╭─ RECORDS FOR THIS EXERCISE
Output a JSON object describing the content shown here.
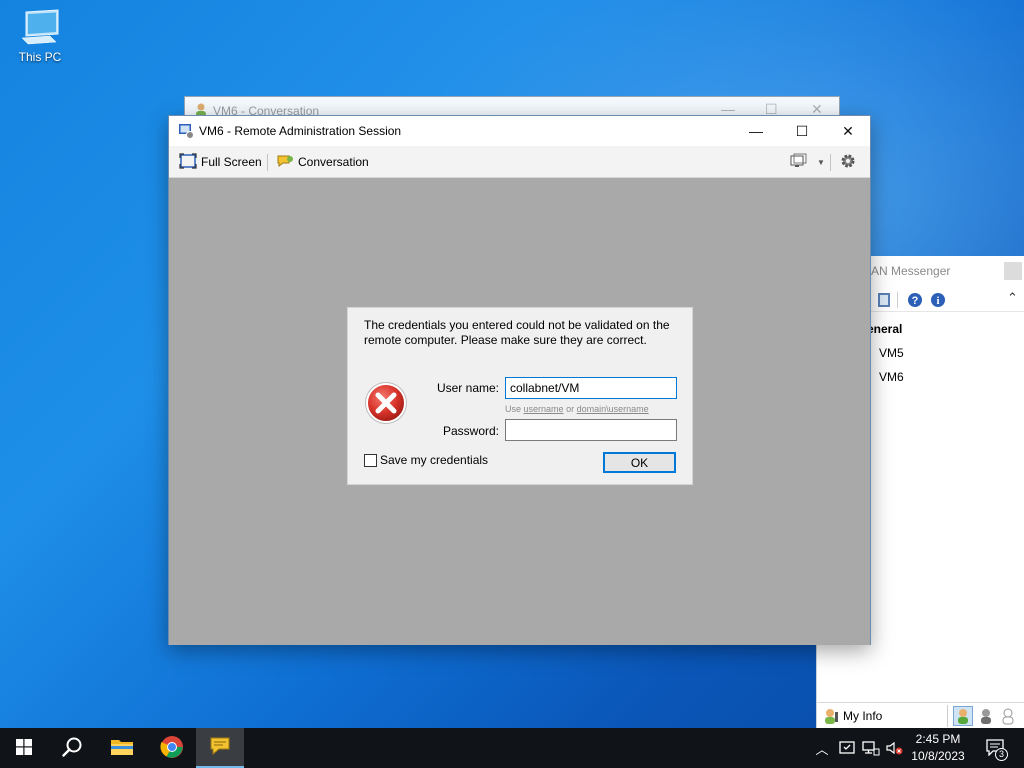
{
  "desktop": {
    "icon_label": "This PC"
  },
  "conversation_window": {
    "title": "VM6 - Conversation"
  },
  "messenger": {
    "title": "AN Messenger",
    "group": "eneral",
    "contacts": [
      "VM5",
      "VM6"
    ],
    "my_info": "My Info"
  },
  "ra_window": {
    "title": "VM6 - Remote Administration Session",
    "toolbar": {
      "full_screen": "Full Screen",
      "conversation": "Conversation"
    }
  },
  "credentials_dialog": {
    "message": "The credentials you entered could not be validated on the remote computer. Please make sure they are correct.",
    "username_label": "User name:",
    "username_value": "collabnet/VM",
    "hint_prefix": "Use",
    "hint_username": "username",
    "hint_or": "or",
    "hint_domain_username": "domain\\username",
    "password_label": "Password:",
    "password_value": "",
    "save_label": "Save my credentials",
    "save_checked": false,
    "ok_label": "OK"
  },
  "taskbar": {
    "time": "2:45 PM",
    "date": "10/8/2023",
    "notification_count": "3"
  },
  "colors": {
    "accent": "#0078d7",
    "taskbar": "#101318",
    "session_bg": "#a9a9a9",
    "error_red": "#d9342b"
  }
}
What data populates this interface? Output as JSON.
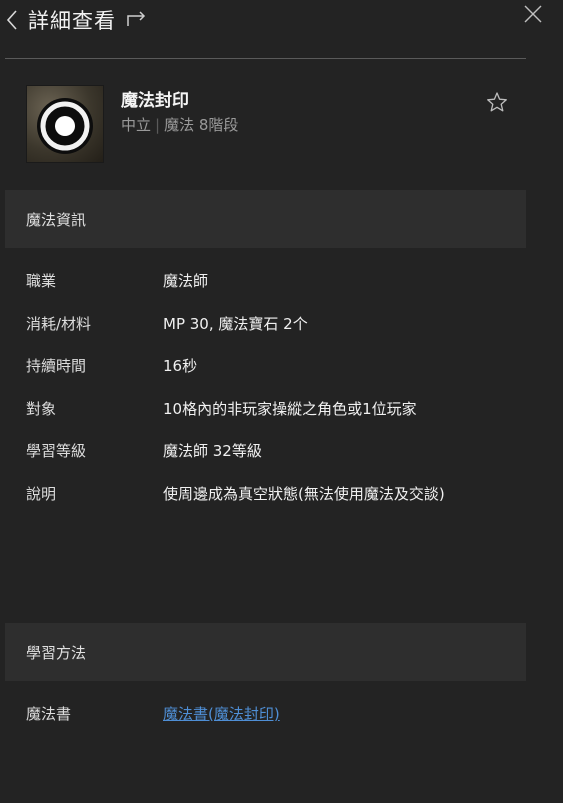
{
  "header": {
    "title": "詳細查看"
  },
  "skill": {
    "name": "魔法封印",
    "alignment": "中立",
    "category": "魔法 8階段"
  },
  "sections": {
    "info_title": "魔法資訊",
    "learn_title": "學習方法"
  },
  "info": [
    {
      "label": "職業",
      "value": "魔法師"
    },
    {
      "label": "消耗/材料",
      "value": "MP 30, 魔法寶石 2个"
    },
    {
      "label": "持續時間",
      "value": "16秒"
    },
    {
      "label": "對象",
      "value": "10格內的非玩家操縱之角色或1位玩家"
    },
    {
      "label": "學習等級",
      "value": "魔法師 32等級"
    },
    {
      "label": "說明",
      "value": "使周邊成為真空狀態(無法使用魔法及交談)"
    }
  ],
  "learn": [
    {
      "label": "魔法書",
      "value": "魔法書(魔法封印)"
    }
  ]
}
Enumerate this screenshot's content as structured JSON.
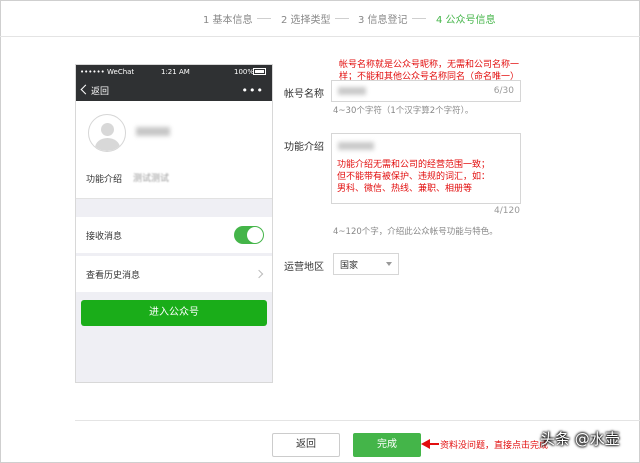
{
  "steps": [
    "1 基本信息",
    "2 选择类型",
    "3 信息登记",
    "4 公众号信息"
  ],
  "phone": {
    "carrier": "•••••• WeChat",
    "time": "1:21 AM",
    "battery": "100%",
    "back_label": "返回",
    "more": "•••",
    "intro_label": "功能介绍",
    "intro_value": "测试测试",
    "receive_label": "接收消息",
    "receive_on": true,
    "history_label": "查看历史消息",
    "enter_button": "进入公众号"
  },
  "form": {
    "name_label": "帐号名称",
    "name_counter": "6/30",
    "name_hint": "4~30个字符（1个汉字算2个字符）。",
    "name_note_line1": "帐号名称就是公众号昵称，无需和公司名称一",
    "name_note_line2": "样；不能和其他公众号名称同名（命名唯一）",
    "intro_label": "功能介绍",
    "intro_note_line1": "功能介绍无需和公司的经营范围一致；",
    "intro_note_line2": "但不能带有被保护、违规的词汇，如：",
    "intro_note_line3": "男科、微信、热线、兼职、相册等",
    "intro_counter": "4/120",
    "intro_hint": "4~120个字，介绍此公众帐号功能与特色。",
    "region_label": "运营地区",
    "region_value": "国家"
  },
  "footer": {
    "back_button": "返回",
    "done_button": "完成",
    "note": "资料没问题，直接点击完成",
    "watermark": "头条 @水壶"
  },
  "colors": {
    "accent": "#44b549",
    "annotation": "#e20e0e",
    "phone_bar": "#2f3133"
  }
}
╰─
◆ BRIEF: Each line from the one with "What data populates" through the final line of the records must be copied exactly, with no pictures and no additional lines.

◆ SOLUTION FOR THIS PROBLEM:
What data populates this interface? Output as JSON.
{
  "header": {
    "title": "詳細查看"
  },
  "skill": {
    "name": "魔法封印",
    "alignment": "中立",
    "category": "魔法 8階段"
  },
  "sections": {
    "info_title": "魔法資訊",
    "learn_title": "學習方法"
  },
  "info": [
    {
      "label": "職業",
      "value": "魔法師"
    },
    {
      "label": "消耗/材料",
      "value": "MP 30, 魔法寶石 2个"
    },
    {
      "label": "持續時間",
      "value": "16秒"
    },
    {
      "label": "對象",
      "value": "10格內的非玩家操縱之角色或1位玩家"
    },
    {
      "label": "學習等級",
      "value": "魔法師 32等級"
    },
    {
      "label": "說明",
      "value": "使周邊成為真空狀態(無法使用魔法及交談)"
    }
  ],
  "learn": [
    {
      "label": "魔法書",
      "value": "魔法書(魔法封印)"
    }
  ]
}
Enumerate this screenshot's content as structured JSON.
{
  "steps": [
    "1 基本信息",
    "2 选择类型",
    "3 信息登记",
    "4 公众号信息"
  ],
  "phone": {
    "carrier": "•••••• WeChat",
    "time": "1:21 AM",
    "battery": "100%",
    "back_label": "返回",
    "more": "•••",
    "intro_label": "功能介绍",
    "intro_value": "测试测试",
    "receive_label": "接收消息",
    "receive_on": true,
    "history_label": "查看历史消息",
    "enter_button": "进入公众号"
  },
  "form": {
    "name_label": "帐号名称",
    "name_counter": "6/30",
    "name_hint": "4~30个字符（1个汉字算2个字符）。",
    "name_note_line1": "帐号名称就是公众号昵称，无需和公司名称一",
    "name_note_line2": "样；不能和其他公众号名称同名（命名唯一）",
    "intro_label": "功能介绍",
    "intro_note_line1": "功能介绍无需和公司的经营范围一致；",
    "intro_note_line2": "但不能带有被保护、违规的词汇，如：",
    "intro_note_line3": "男科、微信、热线、兼职、相册等",
    "intro_counter": "4/120",
    "intro_hint": "4~120个字，介绍此公众帐号功能与特色。",
    "region_label": "运营地区",
    "region_value": "国家"
  },
  "footer": {
    "back_button": "返回",
    "done_button": "完成",
    "note": "资料没问题，直接点击完成",
    "watermark": "头条 @水壶"
  },
  "colors": {
    "accent": "#44b549",
    "annotation": "#e20e0e",
    "phone_bar": "#2f3133"
  }
}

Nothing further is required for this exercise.